Shore lifeguarding captain and lieutenants from the surf lineups, so she went
into the office with an ultimatum: Give me a chance or I’ll quit lifeguarding.
Captain Bodo Van Der Leeden didn’t have grounds to refuse; Stewart’s test times
were always in the top ten in the department. Within her first few days on the
North Shore, Stewart was lifeguarding at ‘Ehukai when she made her first
rescue—the linebacker—and word spread: Maybe this woman can handle.
Lifeguard Kerry Atwood
grew up on the North Shore and entered the unit as a 22-year-old. He spent much
of his career at Waimea, a bay renowned for behemoth waves, a place Atwood
likes to call “the pinnacle of life.” He had worked with female lifeguards on
the North Shore during the summer months but never in winter. When Atwood heard
about Stewart, he was skeptical. He knew Stewart had lifeguarding experience in
California, but that held little weight in District 3. But Atwood came around.
“In the first few months of working with Suzy, I was 100 percent convinced that
she was totally capable of doing the job,” he says. “She had the water skills,

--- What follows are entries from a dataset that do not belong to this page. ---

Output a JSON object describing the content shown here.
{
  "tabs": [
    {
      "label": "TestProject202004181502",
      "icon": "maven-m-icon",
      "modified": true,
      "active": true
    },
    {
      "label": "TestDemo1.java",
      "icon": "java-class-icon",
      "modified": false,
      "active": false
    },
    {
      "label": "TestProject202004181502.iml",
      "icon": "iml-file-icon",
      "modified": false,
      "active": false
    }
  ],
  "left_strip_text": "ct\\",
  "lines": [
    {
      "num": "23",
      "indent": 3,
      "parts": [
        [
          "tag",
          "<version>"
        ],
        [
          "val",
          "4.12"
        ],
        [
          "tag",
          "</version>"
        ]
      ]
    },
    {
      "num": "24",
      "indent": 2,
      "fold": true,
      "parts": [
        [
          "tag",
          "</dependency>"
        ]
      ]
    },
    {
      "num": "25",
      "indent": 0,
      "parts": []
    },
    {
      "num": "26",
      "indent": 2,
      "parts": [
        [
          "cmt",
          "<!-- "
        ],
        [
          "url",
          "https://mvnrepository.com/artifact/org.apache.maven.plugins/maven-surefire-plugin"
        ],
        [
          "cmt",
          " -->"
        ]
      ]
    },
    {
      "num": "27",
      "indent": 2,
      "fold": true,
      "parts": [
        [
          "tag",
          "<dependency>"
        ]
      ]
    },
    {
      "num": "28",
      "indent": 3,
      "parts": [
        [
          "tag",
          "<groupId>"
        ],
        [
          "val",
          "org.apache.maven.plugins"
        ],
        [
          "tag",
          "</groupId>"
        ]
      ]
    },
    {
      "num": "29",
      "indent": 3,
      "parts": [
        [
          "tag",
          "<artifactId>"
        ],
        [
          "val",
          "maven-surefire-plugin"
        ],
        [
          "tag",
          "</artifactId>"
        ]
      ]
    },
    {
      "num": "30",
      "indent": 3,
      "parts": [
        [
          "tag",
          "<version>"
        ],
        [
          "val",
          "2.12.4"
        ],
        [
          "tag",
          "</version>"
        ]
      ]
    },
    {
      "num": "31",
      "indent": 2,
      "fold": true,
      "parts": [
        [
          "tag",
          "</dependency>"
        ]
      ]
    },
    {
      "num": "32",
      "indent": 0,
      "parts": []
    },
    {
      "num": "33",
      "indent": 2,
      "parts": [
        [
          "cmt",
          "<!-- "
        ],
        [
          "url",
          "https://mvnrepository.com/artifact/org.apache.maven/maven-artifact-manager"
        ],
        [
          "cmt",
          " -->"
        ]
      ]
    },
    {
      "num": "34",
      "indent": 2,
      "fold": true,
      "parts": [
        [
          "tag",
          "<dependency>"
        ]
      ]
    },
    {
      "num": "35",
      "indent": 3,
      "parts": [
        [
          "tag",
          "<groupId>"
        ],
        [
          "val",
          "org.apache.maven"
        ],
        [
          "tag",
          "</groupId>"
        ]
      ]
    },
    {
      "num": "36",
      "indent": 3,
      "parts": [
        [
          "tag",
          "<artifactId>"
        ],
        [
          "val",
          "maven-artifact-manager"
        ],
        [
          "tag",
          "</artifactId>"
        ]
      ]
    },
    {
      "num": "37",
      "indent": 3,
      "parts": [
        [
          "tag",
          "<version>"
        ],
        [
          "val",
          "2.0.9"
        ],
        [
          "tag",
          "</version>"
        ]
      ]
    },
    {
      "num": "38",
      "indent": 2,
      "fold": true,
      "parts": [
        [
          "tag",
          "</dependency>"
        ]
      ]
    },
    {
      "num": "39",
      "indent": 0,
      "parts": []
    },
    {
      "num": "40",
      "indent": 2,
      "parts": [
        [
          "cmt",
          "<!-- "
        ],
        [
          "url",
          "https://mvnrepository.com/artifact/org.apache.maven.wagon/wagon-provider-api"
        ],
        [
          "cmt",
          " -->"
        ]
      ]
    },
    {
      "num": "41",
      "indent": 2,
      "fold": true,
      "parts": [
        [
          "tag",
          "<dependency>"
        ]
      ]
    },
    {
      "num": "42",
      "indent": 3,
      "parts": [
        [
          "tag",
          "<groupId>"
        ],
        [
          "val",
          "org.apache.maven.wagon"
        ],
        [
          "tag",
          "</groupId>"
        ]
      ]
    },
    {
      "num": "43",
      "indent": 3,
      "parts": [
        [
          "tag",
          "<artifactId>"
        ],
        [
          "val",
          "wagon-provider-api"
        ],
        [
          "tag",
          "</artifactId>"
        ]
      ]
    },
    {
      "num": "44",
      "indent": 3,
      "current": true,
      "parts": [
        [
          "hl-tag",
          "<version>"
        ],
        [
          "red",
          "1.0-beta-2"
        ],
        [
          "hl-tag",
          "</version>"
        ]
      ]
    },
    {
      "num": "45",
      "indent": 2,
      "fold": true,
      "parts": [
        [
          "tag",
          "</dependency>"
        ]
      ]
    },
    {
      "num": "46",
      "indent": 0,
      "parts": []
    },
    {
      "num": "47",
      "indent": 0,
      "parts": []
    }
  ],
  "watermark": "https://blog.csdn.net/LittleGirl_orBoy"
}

she had the surf knowledge and,” perhaps even more important, “she had the
ability to talk people out of making bad decisions.”
There’s one rescue in particular
Atwood remembers whenever someone mentions Stewart. It was late December in
1998, and the surf at Waimea was reaching fifteen feet—huge but not big enough
to close the beach. Atwood, Stewart and fellow lifeguard Tom Jenny had been
making rescues all day. Exhausted by day’s end, when the sun set the three
announced a final warning before heading home. Atwood was already in his car
when a Japanese man ran up and started pounding on his windshield. Atwood
grabbed his fins and ran back down to the beach, where he heard screams for
help from out in the bay.
There was a part of Atwood
that didn’t want to go in. The light was fading, and the lifeguards had already
announced they were leaving. Who would still go in the water? Atwood went
anyway, diving through the towering shorebreak. When he reached the drowning
swimmers, he turned around—and there was Stewart. “I’ll never forget that,” he
says. “That really, really made me set her apart. She had my back.”
Both Stewart and Jenny had
seen the man running toward the parking lot seeking Atwood’s help. Stewart
grabbed a bodyboard from a kid on the beach and followed Atwood out. When she
reached Atwood and the swimmers, they all held onto the board and waited for
Jenny, who had a rescue board, to reach them and ferry the swimmers back to
land. All three lifeguards received a Certificate of Lifesaving Merit from the
state for their actions on that day.
For many, a career in
lifeguarding has a shelf life. Unable to imagine herself making big-wave
rescues at 50 or 60 years old, Stewart stopped lifeguarding in 2005 and started
Sunset Suzy Surf School on the North Shore. Most mornings she leads a surf
lesson for a few hours. Then, when there’s a swell, she surfs in the afternoon.
Stewart runs surf and junior lifeguarding camps for youth every summer, but she
shrugs off the idea that she was any sort of pioneer for female lifeguards.
Instead, she deflects praise to the men and growing numbers of women who are
continually pushing the limits of surfing, riding bigger or more challenging
Mark Dombrowski, a
lifeguard who watched over Waimea Bay for nearly forty years, describes Stewart
as the kind of person who flies under the radar, always passing on credit even
when she deserves praise. He often sees Stewart around the North Shore, usually
after she’s been surfing. It takes a special kind of person to lifeguard the
North Shore, says Dombrowski, especially if they moved there from somewhere
else. “She’s always dripping wet,” Dombrowski says, “with her dogs and her
boards, even if she’s not working. She’s constantly in motion and doing stuff in
the water. She loves it.”